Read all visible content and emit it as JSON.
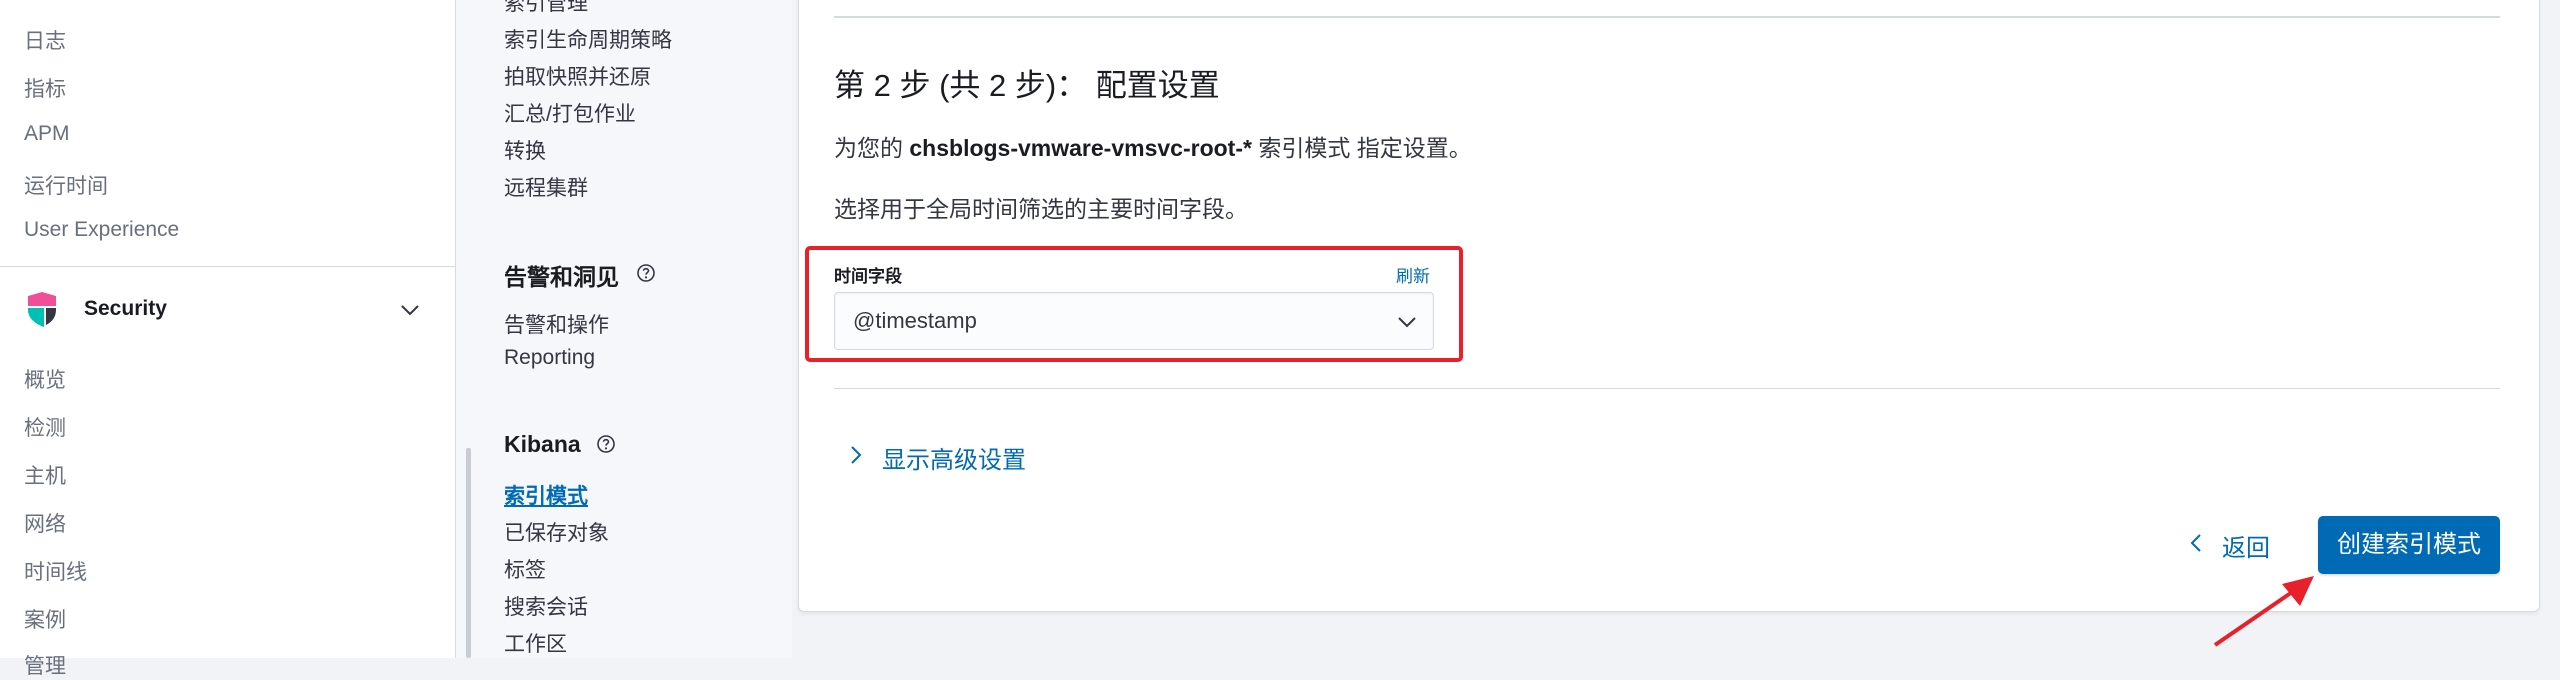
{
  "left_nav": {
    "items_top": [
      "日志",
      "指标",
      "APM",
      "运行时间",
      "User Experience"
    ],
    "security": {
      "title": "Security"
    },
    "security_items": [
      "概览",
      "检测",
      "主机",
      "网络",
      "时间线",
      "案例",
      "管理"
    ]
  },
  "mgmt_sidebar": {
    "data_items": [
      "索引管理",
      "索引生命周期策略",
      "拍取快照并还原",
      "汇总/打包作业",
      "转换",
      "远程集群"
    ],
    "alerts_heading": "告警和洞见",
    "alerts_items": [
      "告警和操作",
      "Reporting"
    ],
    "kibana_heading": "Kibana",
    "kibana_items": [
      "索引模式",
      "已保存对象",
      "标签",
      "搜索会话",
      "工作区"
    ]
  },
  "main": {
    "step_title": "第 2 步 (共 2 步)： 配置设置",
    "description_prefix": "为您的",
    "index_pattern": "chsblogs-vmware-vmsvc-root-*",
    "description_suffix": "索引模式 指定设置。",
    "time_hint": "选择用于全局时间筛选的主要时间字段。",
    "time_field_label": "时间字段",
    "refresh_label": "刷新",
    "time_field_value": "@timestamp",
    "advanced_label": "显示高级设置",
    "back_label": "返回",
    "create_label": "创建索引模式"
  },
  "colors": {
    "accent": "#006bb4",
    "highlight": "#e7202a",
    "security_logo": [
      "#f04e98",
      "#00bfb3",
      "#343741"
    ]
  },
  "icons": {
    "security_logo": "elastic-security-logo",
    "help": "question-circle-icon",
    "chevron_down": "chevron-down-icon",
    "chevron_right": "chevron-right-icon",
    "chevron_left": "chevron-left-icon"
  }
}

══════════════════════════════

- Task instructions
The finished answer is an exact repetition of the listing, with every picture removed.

- Completed exercise
Read all visible content and emit it as JSON.
{
  "left_nav": {
    "items_top": [
      "日志",
      "指标",
      "APM",
      "运行时间",
      "User Experience"
    ],
    "security": {
      "title": "Security"
    },
    "security_items": [
      "概览",
      "检测",
      "主机",
      "网络",
      "时间线",
      "案例",
      "管理"
    ]
  },
  "mgmt_sidebar": {
    "data_items": [
      "索引管理",
      "索引生命周期策略",
      "拍取快照并还原",
      "汇总/打包作业",
      "转换",
      "远程集群"
    ],
    "alerts_heading": "告警和洞见",
    "alerts_items": [
      "告警和操作",
      "Reporting"
    ],
    "kibana_heading": "Kibana",
    "kibana_items": [
      "索引模式",
      "已保存对象",
      "标签",
      "搜索会话",
      "工作区"
    ]
  },
  "main": {
    "step_title": "第 2 步 (共 2 步)： 配置设置",
    "description_prefix": "为您的",
    "index_pattern": "chsblogs-vmware-vmsvc-root-*",
    "description_suffix": "索引模式 指定设置。",
    "time_hint": "选择用于全局时间筛选的主要时间字段。",
    "time_field_label": "时间字段",
    "refresh_label": "刷新",
    "time_field_value": "@timestamp",
    "advanced_label": "显示高级设置",
    "back_label": "返回",
    "create_label": "创建索引模式"
  },
  "colors": {
    "accent": "#006bb4",
    "highlight": "#e7202a",
    "security_logo": [
      "#f04e98",
      "#00bfb3",
      "#343741"
    ]
  },
  "icons": {
    "security_logo": "elastic-security-logo",
    "help": "question-circle-icon",
    "chevron_down": "chevron-down-icon",
    "chevron_right": "chevron-right-icon",
    "chevron_left": "chevron-left-icon"
  }
}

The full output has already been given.